DATA SHOWN: Begin

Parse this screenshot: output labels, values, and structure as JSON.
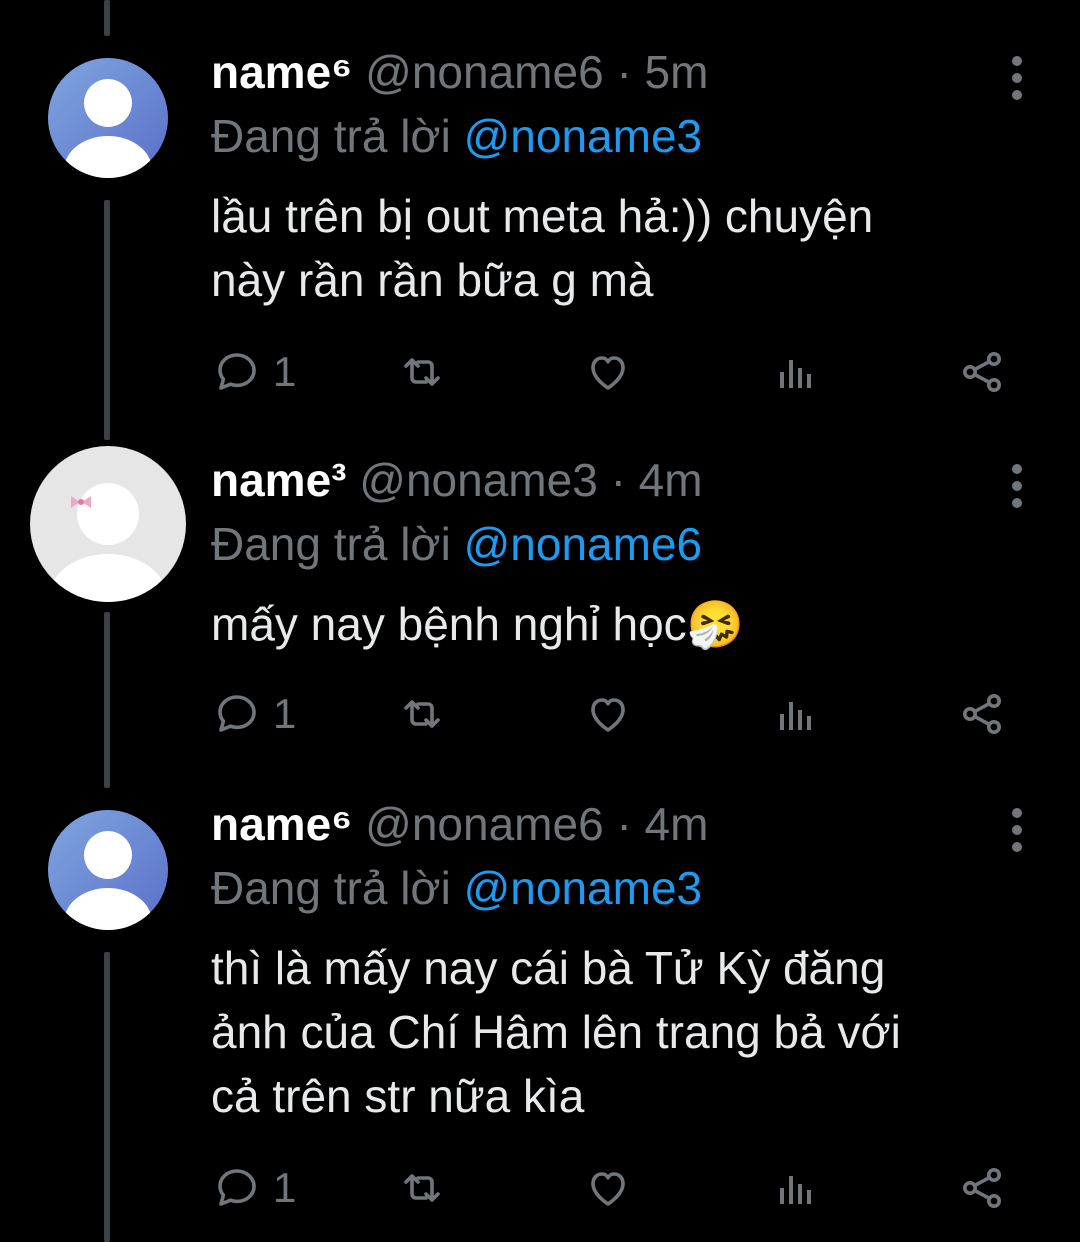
{
  "tweets": [
    {
      "display_name": "name⁶",
      "handle": "@noname6",
      "separator": "·",
      "time": "5m",
      "replying_prefix": "Đang trả lời",
      "replying_to": "@noname3",
      "text_lines": [
        "lầu trên bị out meta hả:)) chuyện",
        "này rần rần bữa g mà"
      ],
      "reply_count": "1",
      "avatar": "default-avatar-blue"
    },
    {
      "display_name": "name³",
      "handle": "@noname3",
      "separator": "·",
      "time": "4m",
      "replying_prefix": "Đang trả lời",
      "replying_to": "@noname6",
      "text_lines": [
        "mấy nay bệnh nghỉ học🤧"
      ],
      "reply_count": "1",
      "avatar": "default-avatar-white-with-pink-bow"
    },
    {
      "display_name": "name⁶",
      "handle": "@noname6",
      "separator": "·",
      "time": "4m",
      "replying_prefix": "Đang trả lời",
      "replying_to": "@noname3",
      "text_lines": [
        "thì là mấy nay cái bà Tử Kỳ đăng",
        "ảnh của Chí Hâm lên trang bả với",
        "cả trên str nữa kìa"
      ],
      "reply_count": "1",
      "avatar": "default-avatar-blue"
    }
  ],
  "icons": [
    "reply-icon",
    "retweet-icon",
    "like-icon",
    "analytics-icon",
    "share-icon",
    "more-options-icon"
  ],
  "colors": {
    "background": "#000000",
    "primary_text": "#e7e9ea",
    "secondary_text": "#71767b",
    "mention": "#1d9bf0",
    "thread_line": "#3d4145"
  }
}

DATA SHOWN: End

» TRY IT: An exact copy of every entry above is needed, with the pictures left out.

» YOUR RESPONSE:
Parse this screenshot: output labels, values, and structure as JSON.
{
  "tweets": [
    {
      "display_name": "name⁶",
      "handle": "@noname6",
      "separator": "·",
      "time": "5m",
      "replying_prefix": "Đang trả lời",
      "replying_to": "@noname3",
      "text_lines": [
        "lầu trên bị out meta hả:)) chuyện",
        "này rần rần bữa g mà"
      ],
      "reply_count": "1",
      "avatar": "default-avatar-blue"
    },
    {
      "display_name": "name³",
      "handle": "@noname3",
      "separator": "·",
      "time": "4m",
      "replying_prefix": "Đang trả lời",
      "replying_to": "@noname6",
      "text_lines": [
        "mấy nay bệnh nghỉ học🤧"
      ],
      "reply_count": "1",
      "avatar": "default-avatar-white-with-pink-bow"
    },
    {
      "display_name": "name⁶",
      "handle": "@noname6",
      "separator": "·",
      "time": "4m",
      "replying_prefix": "Đang trả lời",
      "replying_to": "@noname3",
      "text_lines": [
        "thì là mấy nay cái bà Tử Kỳ đăng",
        "ảnh của Chí Hâm lên trang bả với",
        "cả trên str nữa kìa"
      ],
      "reply_count": "1",
      "avatar": "default-avatar-blue"
    }
  ],
  "icons": [
    "reply-icon",
    "retweet-icon",
    "like-icon",
    "analytics-icon",
    "share-icon",
    "more-options-icon"
  ],
  "colors": {
    "background": "#000000",
    "primary_text": "#e7e9ea",
    "secondary_text": "#71767b",
    "mention": "#1d9bf0",
    "thread_line": "#3d4145"
  }
}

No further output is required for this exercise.